Monday, August 28, 2017 by JD Heyes
There is rampant dishonesty throughout the legacy media, but perhaps there is no news outlet as dishonest as CNN — and blatantly so.
In the wake of the violence at Charlottesville, Va., in which neo-Nazis and other white supremacist groups clashed with Alt-Left members of Antifa, both seeking to shut down the others’ political speech using violence, CNN has deliberately fanned the flames of hatred and division by casting nearly all politically conservative organizations — some 900 of them — as “hate groups.”
And the network is citing one of the most profound hate groups in the country in order to make its overly broad accusations: The Southern Poverty Law Group.
As reported by The Washington Times, scores of conservative organizations were both caught off-guard by the arbitrary designation and angered by it:
Brad Dacus was thousands of miles away in California last weekend when the Charlottesville protest erupted, so he was flabbergasted when CNN labeled his Pacific Justice Institute a “hate group.”

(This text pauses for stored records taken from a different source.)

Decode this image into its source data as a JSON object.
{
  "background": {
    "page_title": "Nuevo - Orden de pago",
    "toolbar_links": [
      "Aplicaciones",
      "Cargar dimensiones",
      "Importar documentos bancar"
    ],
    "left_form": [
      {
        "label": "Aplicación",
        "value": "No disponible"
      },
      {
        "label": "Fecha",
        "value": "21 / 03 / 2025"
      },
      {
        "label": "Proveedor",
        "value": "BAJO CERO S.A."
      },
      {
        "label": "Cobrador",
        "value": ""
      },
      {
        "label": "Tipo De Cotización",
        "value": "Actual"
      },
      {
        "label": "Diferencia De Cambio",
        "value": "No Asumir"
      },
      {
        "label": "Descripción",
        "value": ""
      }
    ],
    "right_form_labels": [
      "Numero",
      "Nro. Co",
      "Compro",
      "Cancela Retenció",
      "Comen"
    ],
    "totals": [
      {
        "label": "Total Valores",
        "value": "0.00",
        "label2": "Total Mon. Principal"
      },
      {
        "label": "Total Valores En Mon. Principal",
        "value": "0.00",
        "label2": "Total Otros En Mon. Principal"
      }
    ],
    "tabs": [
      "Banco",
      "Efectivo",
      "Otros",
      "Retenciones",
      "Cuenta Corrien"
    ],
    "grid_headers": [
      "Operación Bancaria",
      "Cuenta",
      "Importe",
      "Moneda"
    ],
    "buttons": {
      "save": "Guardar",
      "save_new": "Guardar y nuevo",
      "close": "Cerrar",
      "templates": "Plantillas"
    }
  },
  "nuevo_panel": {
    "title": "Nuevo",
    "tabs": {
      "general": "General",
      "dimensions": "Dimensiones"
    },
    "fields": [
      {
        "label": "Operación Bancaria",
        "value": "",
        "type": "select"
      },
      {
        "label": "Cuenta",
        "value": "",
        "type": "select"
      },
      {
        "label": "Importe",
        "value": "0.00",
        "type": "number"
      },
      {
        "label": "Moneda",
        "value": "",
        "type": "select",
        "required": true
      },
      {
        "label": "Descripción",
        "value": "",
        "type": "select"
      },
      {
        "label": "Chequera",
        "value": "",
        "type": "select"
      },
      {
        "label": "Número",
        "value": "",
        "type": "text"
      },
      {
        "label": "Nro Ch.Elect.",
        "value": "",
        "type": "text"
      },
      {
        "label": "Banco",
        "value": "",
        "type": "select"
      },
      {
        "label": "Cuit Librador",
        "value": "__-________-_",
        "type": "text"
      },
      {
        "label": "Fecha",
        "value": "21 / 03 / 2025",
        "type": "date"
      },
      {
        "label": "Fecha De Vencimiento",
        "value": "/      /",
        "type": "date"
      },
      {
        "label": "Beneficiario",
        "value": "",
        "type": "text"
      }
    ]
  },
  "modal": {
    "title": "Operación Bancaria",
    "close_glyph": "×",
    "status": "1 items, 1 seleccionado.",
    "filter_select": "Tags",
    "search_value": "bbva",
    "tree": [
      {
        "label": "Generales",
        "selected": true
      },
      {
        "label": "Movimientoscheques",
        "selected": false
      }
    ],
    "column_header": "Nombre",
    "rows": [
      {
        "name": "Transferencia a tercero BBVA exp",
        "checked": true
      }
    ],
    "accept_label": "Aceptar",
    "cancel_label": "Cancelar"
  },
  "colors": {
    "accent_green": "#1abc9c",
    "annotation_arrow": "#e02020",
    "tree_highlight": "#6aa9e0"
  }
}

“Here are all the active hate groups where you live,” said the CNN wire story headline on Chicago’s WGN-TV website.
The article listed the 917 organizations on the Southern Poverty Law Center’s much-disputed “hate map,” which names racist groups like the Aryan Nation alongside mainstream conservative organizations such as the Alliance Defending Freedom and the Family Research Council.
Dacus’ conservative organization, which is based in Sacramento — in the Deep Blue, Alt-Left craziness that is California — pursues religious liberty cases; his organization was on the CNN list right below the Pacific Coast Knights of the Ku Klux Klan.
“Why is the Southern Poverty Law Center doing this? It’s simple. They want to vilify and isolate anyone that doesn’t agree with their very extremist leftist policy and ideology,” he told the Times. “This isn’t about defending civil rights. This is about attacking civil rights.”
Many other conservative organizations were equally outraged and called on the Fake News Network to pull the article.
“I am shocked that CNN would publish such a false report on the heels of the Charlottesville tragedy,” said Mat Staver, Liberty Counsel’s founder and chairman. “To lump peaceful Christian organizations, which condemn violence and racism, in with the KKK, neo-Nazis and white supremacists is offensive. This is the epitome of fake news and is why people no longer trust the media.” (Related: Alt-Left leader vows to ‘crush skulls’ at Conservative prayer rally with nail-embedded bat.)
Often, in the past, conservative groups have called out a number of legacy media outlets for their inaccurate — and some believe purposefully — false characterizations of them as hate groups. They say not only are such designations wrong, but they put members and employees at risk for violence.
And in fact, political violence has been visited on some of them thanks to incorrect designations from the SPLC, a genuine hate group. The Times notes that in 2012, Floyd Lee Corkins shot and wounded a security guard at the Family Research Council, later telling police he wanted to kill as many of the group’s employees as possible after finding them on an SPLC “hate map.”
In a tweet to CNN, Tom McClusky, a former vice president of governmental affairs at the FRC, said, “Thanks for the reminder @CNN of this inaccurate map. Last time I saw it one of my friends got hit with a bullet. Real responsible reporting.”
The Liberty Counsel sued charity tracker GuideStar for defamation after the latter added the SPLC tag to its list of non-profit organizations. Later GuideStar removed the labels but said information would nonetheless be available on request.
“Using the Southern Poverty Center as a source for information shows that CNN is not interested in reporting news but rather creating scandal and security threats,” Staver told the Times.
Then again, neither CNN nor the SPLC is interested in fairness or honesty — they seek only the complete and utter destruction of political opponents. No wonder our country is tearing itself apart.
J.D. Heyes is a senior writer for NaturalNews.com and NewsTarget.com, as well as editor of The National Sentinel.